Exercise brief: Report each line of the records below that holds the word "this".

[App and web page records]
╔══

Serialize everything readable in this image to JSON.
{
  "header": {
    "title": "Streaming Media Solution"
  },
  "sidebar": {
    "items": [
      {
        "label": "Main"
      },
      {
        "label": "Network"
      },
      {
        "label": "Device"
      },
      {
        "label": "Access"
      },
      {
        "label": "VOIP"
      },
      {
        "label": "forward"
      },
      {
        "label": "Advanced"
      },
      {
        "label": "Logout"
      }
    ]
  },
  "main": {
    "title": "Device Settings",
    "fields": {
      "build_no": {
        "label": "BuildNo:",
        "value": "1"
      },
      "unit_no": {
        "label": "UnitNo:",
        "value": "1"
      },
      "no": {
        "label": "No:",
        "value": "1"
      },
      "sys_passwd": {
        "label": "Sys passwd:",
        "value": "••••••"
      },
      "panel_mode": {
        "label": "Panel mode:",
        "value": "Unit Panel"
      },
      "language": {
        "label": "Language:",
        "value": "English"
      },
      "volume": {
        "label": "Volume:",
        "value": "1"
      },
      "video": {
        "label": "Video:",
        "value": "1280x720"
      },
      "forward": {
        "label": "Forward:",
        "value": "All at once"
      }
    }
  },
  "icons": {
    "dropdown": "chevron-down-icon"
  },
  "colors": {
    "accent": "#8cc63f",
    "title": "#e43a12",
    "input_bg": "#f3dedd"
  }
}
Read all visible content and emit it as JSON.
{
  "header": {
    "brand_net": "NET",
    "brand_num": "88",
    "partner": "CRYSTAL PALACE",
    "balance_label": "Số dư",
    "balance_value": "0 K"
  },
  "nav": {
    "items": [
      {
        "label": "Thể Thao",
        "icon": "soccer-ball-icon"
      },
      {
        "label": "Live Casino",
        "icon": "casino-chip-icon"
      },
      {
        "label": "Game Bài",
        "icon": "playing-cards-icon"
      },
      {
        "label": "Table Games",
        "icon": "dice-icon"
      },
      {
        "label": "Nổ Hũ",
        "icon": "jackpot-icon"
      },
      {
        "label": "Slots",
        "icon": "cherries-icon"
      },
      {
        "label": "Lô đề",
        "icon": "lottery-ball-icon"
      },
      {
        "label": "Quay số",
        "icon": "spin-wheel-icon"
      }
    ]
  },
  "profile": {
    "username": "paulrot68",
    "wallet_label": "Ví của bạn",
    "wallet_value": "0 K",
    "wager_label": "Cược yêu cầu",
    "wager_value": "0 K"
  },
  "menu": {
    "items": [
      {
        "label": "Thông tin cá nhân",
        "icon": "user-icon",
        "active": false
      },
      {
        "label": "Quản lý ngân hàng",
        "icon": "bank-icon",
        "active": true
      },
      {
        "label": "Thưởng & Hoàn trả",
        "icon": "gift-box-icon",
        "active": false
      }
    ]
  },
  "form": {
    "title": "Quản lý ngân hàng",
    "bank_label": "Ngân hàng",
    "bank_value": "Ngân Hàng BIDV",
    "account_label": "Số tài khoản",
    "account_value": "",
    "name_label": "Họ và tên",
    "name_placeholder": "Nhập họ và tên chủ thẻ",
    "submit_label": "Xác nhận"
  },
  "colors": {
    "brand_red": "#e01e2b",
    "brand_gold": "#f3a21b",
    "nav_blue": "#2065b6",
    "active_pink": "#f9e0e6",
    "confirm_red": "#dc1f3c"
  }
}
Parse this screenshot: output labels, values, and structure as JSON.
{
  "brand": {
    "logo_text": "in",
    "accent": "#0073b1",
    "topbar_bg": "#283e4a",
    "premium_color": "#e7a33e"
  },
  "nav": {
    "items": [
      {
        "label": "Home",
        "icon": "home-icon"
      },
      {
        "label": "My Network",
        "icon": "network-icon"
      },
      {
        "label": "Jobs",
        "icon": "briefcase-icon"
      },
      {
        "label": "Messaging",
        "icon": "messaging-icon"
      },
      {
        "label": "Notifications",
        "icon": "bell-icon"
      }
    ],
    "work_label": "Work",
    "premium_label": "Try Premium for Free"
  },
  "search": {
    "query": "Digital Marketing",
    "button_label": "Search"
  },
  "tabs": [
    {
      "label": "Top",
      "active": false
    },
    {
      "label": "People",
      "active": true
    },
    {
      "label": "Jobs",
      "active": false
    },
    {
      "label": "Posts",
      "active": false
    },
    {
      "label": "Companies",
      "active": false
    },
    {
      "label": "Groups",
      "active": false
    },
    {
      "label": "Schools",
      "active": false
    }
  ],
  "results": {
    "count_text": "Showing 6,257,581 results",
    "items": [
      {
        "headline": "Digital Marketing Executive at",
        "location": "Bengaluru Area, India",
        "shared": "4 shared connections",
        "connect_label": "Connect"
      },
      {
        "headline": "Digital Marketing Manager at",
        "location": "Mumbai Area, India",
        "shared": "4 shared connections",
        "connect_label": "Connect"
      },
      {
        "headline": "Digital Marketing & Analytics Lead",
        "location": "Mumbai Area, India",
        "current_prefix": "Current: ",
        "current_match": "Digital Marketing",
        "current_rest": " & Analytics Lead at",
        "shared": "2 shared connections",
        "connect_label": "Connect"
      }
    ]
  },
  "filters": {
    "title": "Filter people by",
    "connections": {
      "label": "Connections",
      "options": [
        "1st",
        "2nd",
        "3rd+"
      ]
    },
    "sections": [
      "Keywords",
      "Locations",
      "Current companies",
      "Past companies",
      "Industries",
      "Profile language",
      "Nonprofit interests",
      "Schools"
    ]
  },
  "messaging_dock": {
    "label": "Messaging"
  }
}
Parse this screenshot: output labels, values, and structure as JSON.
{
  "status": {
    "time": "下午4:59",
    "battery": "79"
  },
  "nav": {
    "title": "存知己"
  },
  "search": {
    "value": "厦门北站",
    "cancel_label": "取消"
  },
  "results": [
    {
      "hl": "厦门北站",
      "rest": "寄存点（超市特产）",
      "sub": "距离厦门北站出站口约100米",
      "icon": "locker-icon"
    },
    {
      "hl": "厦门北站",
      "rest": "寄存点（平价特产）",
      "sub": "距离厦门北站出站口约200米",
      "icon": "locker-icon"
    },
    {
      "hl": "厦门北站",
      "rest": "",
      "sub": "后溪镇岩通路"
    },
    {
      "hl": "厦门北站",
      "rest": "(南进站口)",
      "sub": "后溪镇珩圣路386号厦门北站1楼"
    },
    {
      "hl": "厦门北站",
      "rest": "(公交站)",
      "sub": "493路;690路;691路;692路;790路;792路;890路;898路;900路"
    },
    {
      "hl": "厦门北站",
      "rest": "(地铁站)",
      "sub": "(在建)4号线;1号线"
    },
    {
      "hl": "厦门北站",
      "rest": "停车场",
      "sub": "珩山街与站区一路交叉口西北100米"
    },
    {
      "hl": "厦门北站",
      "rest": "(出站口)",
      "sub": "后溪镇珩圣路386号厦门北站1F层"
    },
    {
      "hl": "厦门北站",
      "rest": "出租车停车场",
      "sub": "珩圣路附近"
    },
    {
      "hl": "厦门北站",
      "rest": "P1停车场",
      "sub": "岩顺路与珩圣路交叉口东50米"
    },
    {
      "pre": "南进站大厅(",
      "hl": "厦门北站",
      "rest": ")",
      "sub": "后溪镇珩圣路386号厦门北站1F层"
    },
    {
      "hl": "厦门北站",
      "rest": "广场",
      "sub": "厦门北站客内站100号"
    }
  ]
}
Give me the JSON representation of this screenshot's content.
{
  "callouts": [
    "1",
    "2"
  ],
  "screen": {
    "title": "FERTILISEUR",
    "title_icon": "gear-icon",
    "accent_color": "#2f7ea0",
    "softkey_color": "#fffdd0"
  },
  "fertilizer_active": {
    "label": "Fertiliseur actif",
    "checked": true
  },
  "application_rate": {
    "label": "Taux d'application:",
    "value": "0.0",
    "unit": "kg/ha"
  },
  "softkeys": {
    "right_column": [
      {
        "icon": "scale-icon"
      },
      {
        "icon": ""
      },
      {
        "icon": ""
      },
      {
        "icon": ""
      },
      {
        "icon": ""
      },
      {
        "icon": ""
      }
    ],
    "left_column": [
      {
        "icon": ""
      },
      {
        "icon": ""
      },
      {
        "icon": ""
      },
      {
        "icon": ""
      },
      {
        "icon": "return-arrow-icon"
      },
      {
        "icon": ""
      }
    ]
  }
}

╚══

Answer box:
Serialize everything readable in this image to JSON.
Parse this screenshot: output labels, values, and structure as JSON.
Parse this screenshot: output labels, values, and structure as JSON.
Give me the JSON representation of this screenshot's content.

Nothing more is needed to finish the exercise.